  • If you’re managing networks within an organisation, you almost certainly want to eliminate structural holes, and use the network-weaving approach instead. In the first place, unfilled structural holes are bad, so you want to get those bridged. But having only one person filling the holes can also be bad – you’ve substituted a bottleneck for a hole, which might not be much of an improvement. In most cases, you’ll want to build a more densely connected internal network, with many pathways over which ideas can flow.

To get our ideas to spread, we need to connect them with people. But doing this is not simply about volume – it’s not how many pageviews we get, or how many followers we have on twitter. Who we’re connecting to and where we sit within the network is much more important. So stop networking. Instead, start building a network.

Student and teacher of innovation - University of Queensland Business School - links to academic papers, twitter, and so on can be found here.

Please note: I reserve the right to delete comments that are offensive or off-topic.

14 thoughts on “Think ‘Network Structure’ not ‘Networking’

  1. Really nice translation and application of network science, Tim. We should test the gift economy hypothesis on that online collaborative community data. Remember that nice paper on triangle structures in relationships between New Guinea hill tribes?

  2. Hi Tim!

    Fascinating stuff! I am hosting a workshop next week (Monday 24th) to explore community development opportunities using capoeira (an afro-brazilian art form). Reading your post has made me realise that identifying the ‘structural hole’ between community-minded capoeira players and recreationally-minded community development practitioners (and inviting them to the workshop) is only the first step; a critical aspect of the workshop will be to create an environment where participants can be connected not only to each other, but also to ideas that are meaningful and relevant to them. With the ideas from your post in mind, it is my hope that the workshop I deliver will give participants the power to creatively and organically structure a network that can support the delivery of capoeira-based leisure programs to marginalised communities.
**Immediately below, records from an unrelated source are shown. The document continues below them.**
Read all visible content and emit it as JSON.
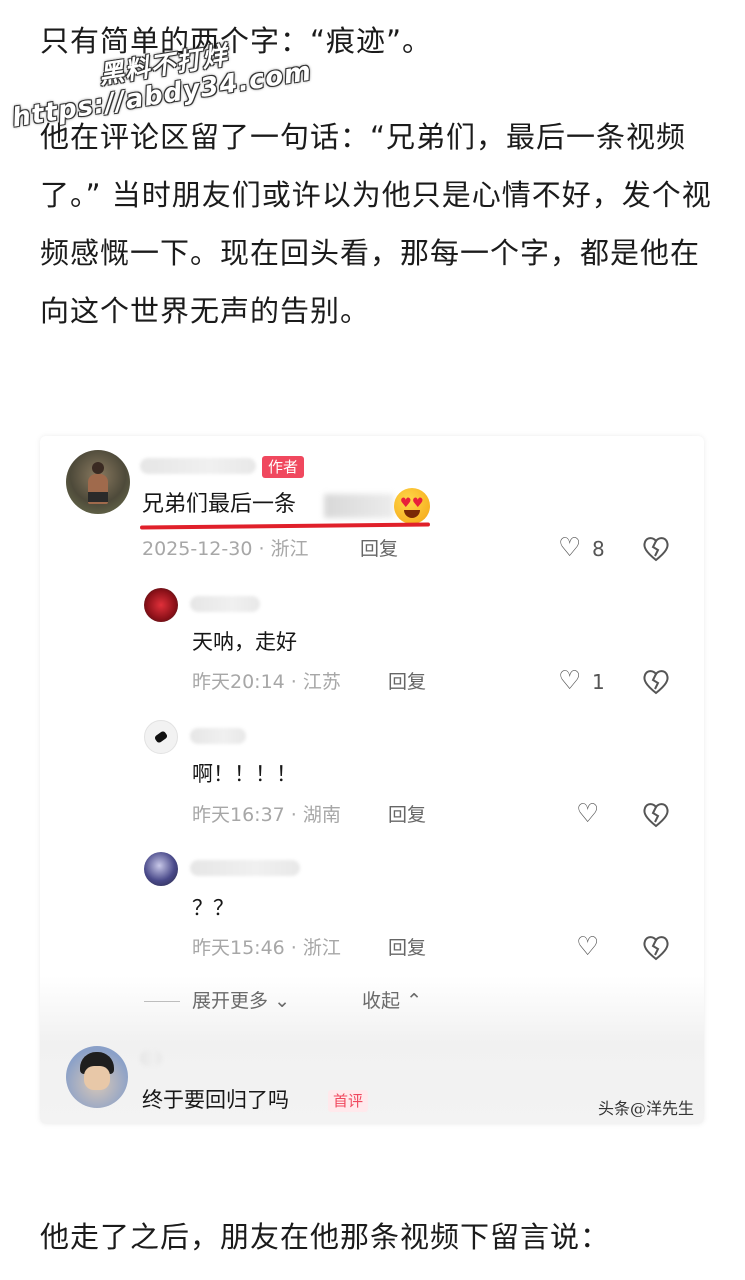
{
  "article": {
    "p1": "只有简单的两个字：“痕迹”。",
    "p2": "他在评论区留了一句话：“兄弟们，最后一条视频了。” 当时朋友们或许以为他只是心情不好，发个视频感慨一下。现在回头看，那每一个字，都是他在向这个世界无声的告别。",
    "p3": "他走了之后，朋友在他那条视频下留言说："
  },
  "watermark": {
    "line1": "黑料不打烊",
    "line2": "https://abdy34.com"
  },
  "comment_card": {
    "main": {
      "badge": "作者",
      "text": "兄弟们最后一条",
      "date": "2025-12-30 · 浙江",
      "reply_label": "回复",
      "likes": "8"
    },
    "replies": [
      {
        "text": "天呐，走好",
        "meta": "昨天20:14 · 江苏",
        "reply_label": "回复",
        "likes": "1"
      },
      {
        "text": "啊！！！！",
        "meta": "昨天16:37 · 湖南",
        "reply_label": "回复",
        "likes": ""
      },
      {
        "text": "？？",
        "meta": "昨天15:46 · 浙江",
        "reply_label": "回复",
        "likes": ""
      }
    ],
    "expand_label": "展开更多",
    "collapse_label": "收起",
    "last_comment": {
      "text": "终于要回归了吗",
      "badge": "首评"
    },
    "source": "头条@洋先生"
  },
  "icons": {
    "like": "heart-outline-icon",
    "dislike": "broken-heart-icon",
    "expand": "chevron-down-icon",
    "collapse": "chevron-up-icon"
  },
  "colors": {
    "author_badge": "#f0485e",
    "underline": "#e0202a",
    "meta_text": "#a7a7a7"
  }
}
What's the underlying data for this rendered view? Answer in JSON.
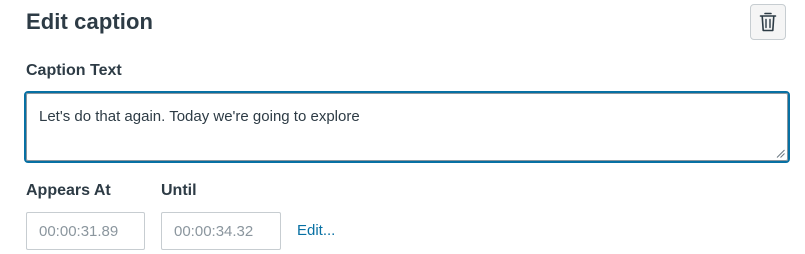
{
  "header": {
    "title": "Edit caption"
  },
  "actions": {
    "delete_icon": "trash-icon"
  },
  "caption": {
    "label": "Caption Text",
    "value": "Let's do that again. Today we're going to explore"
  },
  "timing": {
    "appears_at_label": "Appears At",
    "appears_at_value": "00:00:31.89",
    "until_label": "Until",
    "until_value": "00:00:34.32",
    "edit_label": "Edit..."
  },
  "colors": {
    "focus_border": "#0770a3",
    "link": "#0770a3",
    "text": "#2d3b45",
    "muted_text": "#8b969e"
  }
}
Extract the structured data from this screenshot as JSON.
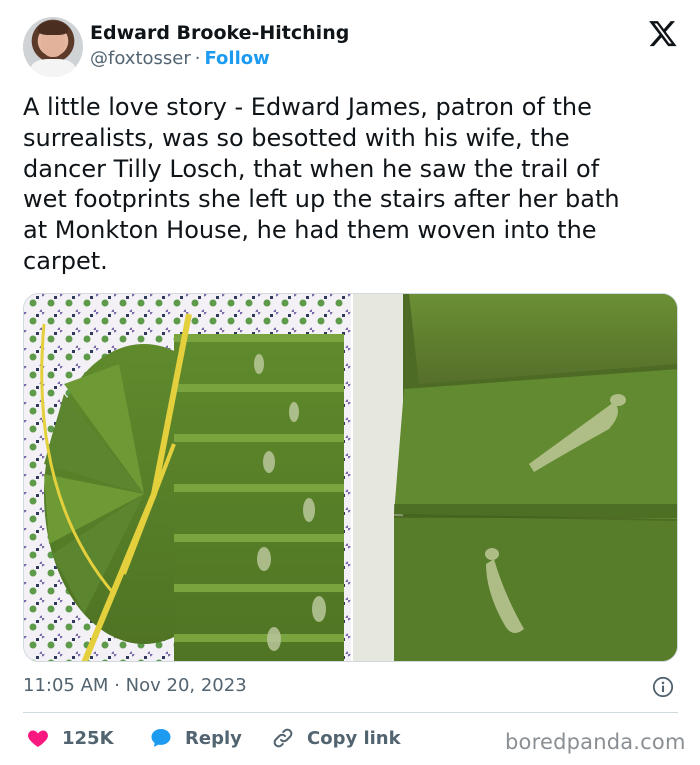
{
  "author": {
    "name": "Edward Brooke-Hitching",
    "handle": "@foxtosser",
    "separator": "·",
    "follow_label": "Follow"
  },
  "platform_icon": "x-logo-icon",
  "tweet": {
    "text": "A little love story - Edward James, patron of the\nsurrealists, was so besotted with his wife, the\ndancer Tilly Losch, that when he saw the trail of\nwet footprints she left up the stairs after her bath\nat Monkton House, he had them woven into the\ncarpet."
  },
  "timestamp": {
    "time": "11:05 AM",
    "separator": "·",
    "date": "Nov 20, 2023"
  },
  "actions": {
    "like_count": "125K",
    "reply_label": "Reply",
    "copy_label": "Copy link"
  },
  "watermark": "boredpanda.com",
  "colors": {
    "accent": "#1d9bf0",
    "like": "#f91880",
    "muted": "#536471",
    "carpet": "#6b8f2e"
  }
}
    Thank you for sharing!


  3. Good luck with the workshop Janelle, and good luck with the program as a whole – it sounds really worthwhile. I only know a little bit about capoeira, but from what I do know it sounds awfully interesting. Thanks for the comment!

  4. You’ve nailed it. The crucial thing is (for me) that some people want/needto be the “crucial” node – classic monopoly approach. They don’t seem to realise that it’s horrifically short-term, ineffective, especially in this networked world wot we live in. The people I’m thinking of, they tend to be brittle and insecure, hoarding contacts because they don’t have anything else to really offer…
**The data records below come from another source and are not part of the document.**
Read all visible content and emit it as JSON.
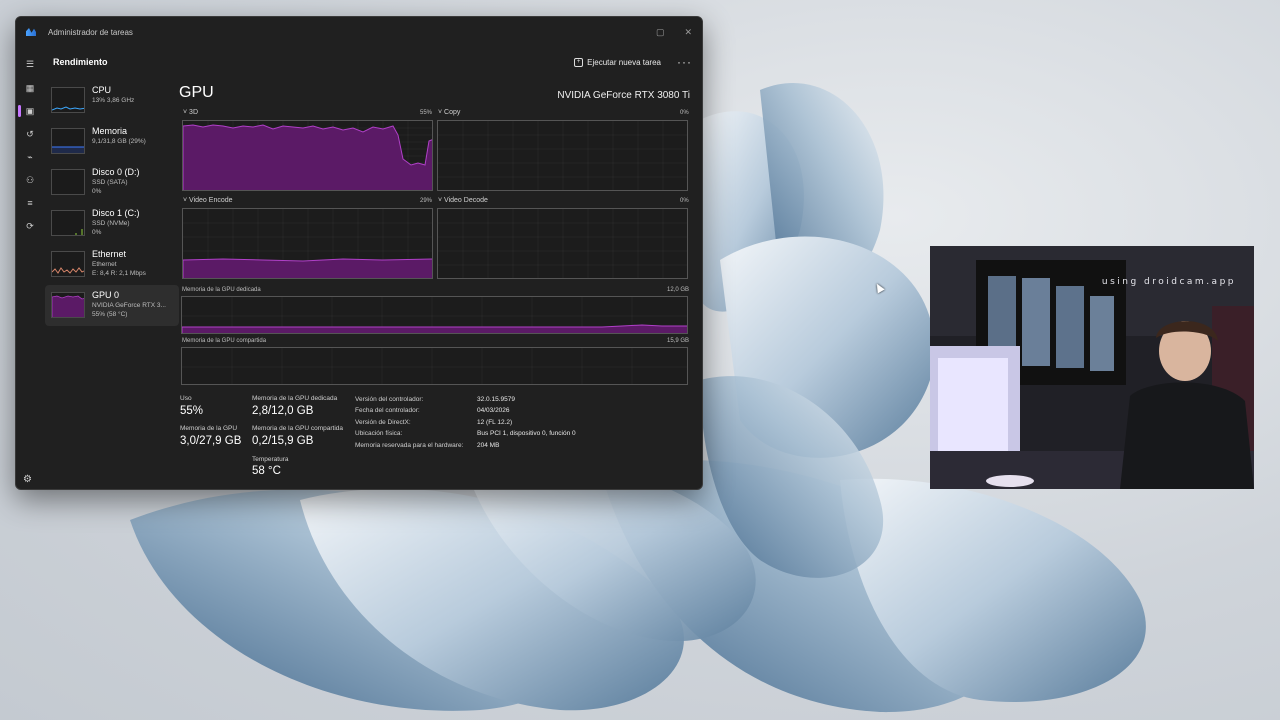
{
  "window": {
    "title": "Administrador de tareas",
    "minimize_glyph": "▢",
    "close_glyph": "✕",
    "page_heading": "Rendimiento",
    "run_task_label": "Ejecutar nueva tarea",
    "more_glyph": "···"
  },
  "rail_icons": [
    "hamburger-icon",
    "processes-icon",
    "performance-icon",
    "history-icon",
    "startup-icon",
    "users-icon",
    "details-icon",
    "services-icon"
  ],
  "devices": [
    {
      "name": "CPU",
      "line1": "13% 3,86 GHz",
      "line2": ""
    },
    {
      "name": "Memoria",
      "line1": "9,1/31,8 GB (29%)",
      "line2": ""
    },
    {
      "name": "Disco 0 (D:)",
      "line1": "SSD (SATA)",
      "line2": "0%"
    },
    {
      "name": "Disco 1 (C:)",
      "line1": "SSD (NVMe)",
      "line2": "0%"
    },
    {
      "name": "Ethernet",
      "line1": "Ethernet",
      "line2": "E: 8,4 R: 2,1 Mbps"
    },
    {
      "name": "GPU 0",
      "line1": "NVIDIA GeForce RTX 3...",
      "line2": "55% (58 °C)"
    }
  ],
  "gpu": {
    "title": "GPU",
    "model": "NVIDIA GeForce RTX 3080 Ti",
    "engines": [
      {
        "label": "3D",
        "value": "55%"
      },
      {
        "label": "Copy",
        "value": "0%"
      },
      {
        "label": "Video Encode",
        "value": "29%"
      },
      {
        "label": "Video Decode",
        "value": "0%"
      }
    ],
    "dedicated": {
      "label": "Memoria de la GPU dedicada",
      "max": "12,0 GB"
    },
    "shared": {
      "label": "Memoria de la GPU compartida",
      "max": "15,9 GB"
    },
    "stats": {
      "uso_label": "Uso",
      "uso": "55%",
      "gpu_mem_label": "Memoria de la GPU",
      "gpu_mem": "3,0/27,9 GB",
      "ded_label": "Memoria de la GPU dedicada",
      "ded": "2,8/12,0 GB",
      "shared_label": "Memoria de la GPU compartida",
      "shared": "0,2/15,9 GB",
      "temp_label": "Temperatura",
      "temp": "58 °C"
    },
    "info": [
      {
        "key": "Versión del controlador:",
        "val": "32.0.15.9579"
      },
      {
        "key": "Fecha del controlador:",
        "val": "04/03/2026"
      },
      {
        "key": "Versión de DirectX:",
        "val": "12 (FL 12.2)"
      },
      {
        "key": "Ubicación física:",
        "val": "Bus PCI 1, dispositivo 0, función 0"
      },
      {
        "key": "Memoria reservada para el hardware:",
        "val": "204 MB"
      }
    ]
  },
  "webcam": {
    "watermark": "using droidcam.app"
  },
  "colors": {
    "accent": "#c677ff",
    "gpu_fill": "#5b1a66",
    "gpu_line": "#b040c8",
    "window_bg": "#202020"
  }
}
    This quote is from a PhD I read about social movements…

    “By emphasising the network form McLeish argues that the flows of information and interaction between groups and individuals are more important that (sic) the points of convergence. The ‘nodes’ – the points at which multiple flows connect – may represent a key moment during a movement’s history but have a tendency to create ossified traditions, incapable of reacting to changing political opportunities. ‘Organisers thrown up by events, who find themselves serving or surfing these waves of history narcissistically imagine themselves their authors. Last year’s bright creative movement becomes a fossilized bureaucracy or an inert ritualistic subculture.’”
    page 279

    further details here…
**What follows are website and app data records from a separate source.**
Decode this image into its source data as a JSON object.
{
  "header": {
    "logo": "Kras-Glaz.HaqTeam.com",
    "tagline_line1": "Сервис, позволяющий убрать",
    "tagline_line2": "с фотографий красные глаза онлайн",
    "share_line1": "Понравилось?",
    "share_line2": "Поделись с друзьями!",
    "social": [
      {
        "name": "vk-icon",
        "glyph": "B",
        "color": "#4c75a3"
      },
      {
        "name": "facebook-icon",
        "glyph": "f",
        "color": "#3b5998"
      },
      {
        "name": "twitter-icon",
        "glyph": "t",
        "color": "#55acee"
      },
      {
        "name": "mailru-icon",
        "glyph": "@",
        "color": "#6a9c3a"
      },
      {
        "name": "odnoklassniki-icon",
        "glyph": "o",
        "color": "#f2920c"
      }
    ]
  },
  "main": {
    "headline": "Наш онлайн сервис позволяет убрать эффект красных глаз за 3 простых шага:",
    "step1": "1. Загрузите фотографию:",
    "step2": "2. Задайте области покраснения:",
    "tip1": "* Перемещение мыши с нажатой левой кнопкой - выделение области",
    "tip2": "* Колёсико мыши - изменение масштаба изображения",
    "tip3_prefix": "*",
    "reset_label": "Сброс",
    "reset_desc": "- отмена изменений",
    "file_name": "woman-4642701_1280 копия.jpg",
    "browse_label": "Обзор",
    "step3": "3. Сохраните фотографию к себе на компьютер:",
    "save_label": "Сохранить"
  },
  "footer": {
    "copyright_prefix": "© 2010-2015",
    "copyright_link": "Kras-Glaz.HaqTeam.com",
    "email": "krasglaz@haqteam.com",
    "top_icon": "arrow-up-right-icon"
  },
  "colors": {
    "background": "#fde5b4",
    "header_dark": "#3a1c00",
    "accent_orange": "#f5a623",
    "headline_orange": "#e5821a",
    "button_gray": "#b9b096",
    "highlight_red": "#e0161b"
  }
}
  5. Thanks Dwight. That’s a really interesting point about people hoarding connections – I’ve seen that too, and I agree that it is a short-sighted strategy. Still, very common.

Comments are closed.